It took the doctors eight months to come to the conclusion that it was ALS due to the fact that they had to rule out a recurrence of throat cancer. ALS symptoms typically start in the limbs; however, the muscles in his throat had been weakened by the cancer treatment so the doctors believe the disease took advantage of the weaker muscles and started there. He was diagnosed with throat cancer in Jan 2013 after 6 months of symptoms and was able to win that battle with the love and support of our many friends and family from near and far. Now we are in the midst of another battle, and though it is one that we cannot necessarily win, it is one that we can try to make him as comfortable as possible through. This is why I am writing you today, because in order to achieve this goal we need your help.
My father served 14 years in the United States Air Force, and would have eventually retired if he did not feel as though it was best for our family for him to be honorably discharged in 2001. We did not know this at the time but military veterans are twice as likely to develop ALS. Due to this connection the U.S. Department of Veterans Affairs (VA) provides medical and financial assistance to those who have served. They have offered a substantial amount of money to go towards renovating my father’s house to accommodate his medical needs, however, after receiving an estimate for the cost of the renovation there is still over $40,000 left to be covered.
My father’s bedroom is currently located on the top floor of the house. There are no bedrooms on the first floor; which is where he will essentially be confined to once he is wheelchair bound due to immobility. The goal of the renovation is to provide him with a master bedroom on the first floor that is wheelchair accessible. This includes larger doorways, a wheel chair accessible bathroom and shower, and an immediate exit from the house for safety which includes a ramp/front porch that currently does not exist. The carpets on the first floor must also be replaced with a hard surface so that he will be able to move from room to room without sinking or getting stuck. Due to the amount of work that needs to be done, and the cost not covered by the VA, it is has left us no choice but to ask for help. We are not asking for a monetary contribution, rather, a donation of materials that can be used to help with the renovation (wood, plumbing, roofing, flooring, etc.).
I’m sure you get letters like this all the time, and you may be wondering why, other than being sick, my father deserves your assistance. Now, you may think I’m biased, but my father is an incredible man and anyone that knows him would tell you the same. When my parents got divorced he maintained primary custody of me and my two siblings. He maintained a full time career with the government and was still able to be involved in everything we did. He coached our soccer and baseball teams for years. He was the equipment director and on the board of the Waldorf Little League where he has volunteered hundreds of hours in the concession stands. He was also on the board at church, has volunteered for Christmas in April several times, and has donated IT assistance when needed. One of the things that has been hardest for him to deal with since the diagnosis is the loss of his voice and his inability to sing along to the hymns during the service. It may seem like something very simple but it is just one of the ways ALS has stripped some of the joy from his life.

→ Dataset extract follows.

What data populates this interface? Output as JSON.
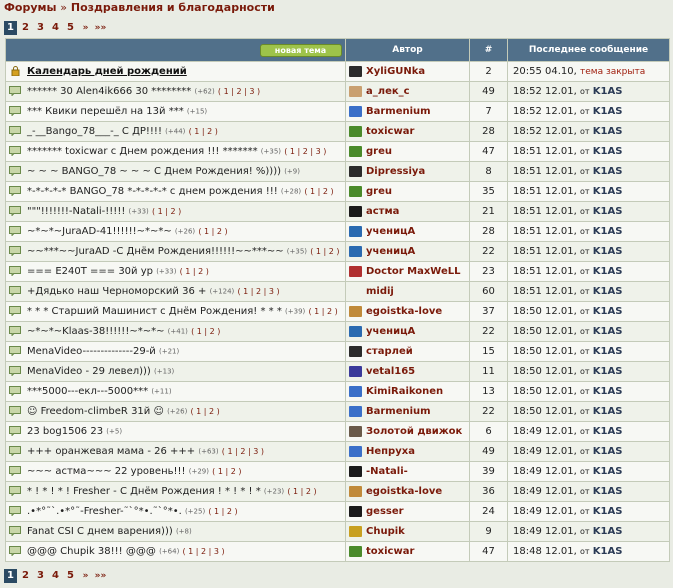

When he married my step-mother Jody in July of 2007 our family of four grew to a family of eight, and he did not once hesitate to treat her children as his own. We range in ages 26-14, and though two of us have moved out he is still the main financial supporter of the six people and two dogs that live in the house. He continues to work as well as attend the soccer and baseball games of not just his own children, but the children of family friends whose teams we aren’t on. He will do this as long as his body will allow him to.
He has worked very hard to provide us with the life that he has, and we are doing all that we can to repay him by making the life he has left as comfortable as possible for as long as possible. We do not know how fast the disease will progress, but we do know for certain that it will. He will lose his ability to walk. He will lose his ability to breathe. He will be confined to a wheelchair and will have to have a tracheotomy to keep him alive. Though he will lose all of these things, his mind will still be the same. He will still be the same intelligent, caring, thoughtful, incredible man I and many others know and love. It is for this reason that I am asking you to please consider making a donation to help us provide him with a comfortable and accessible living space. You may contact the contractor directly for material donations . Terry Barnes at [phone redacted] or [email redacted]
Thank you for your time and consideration,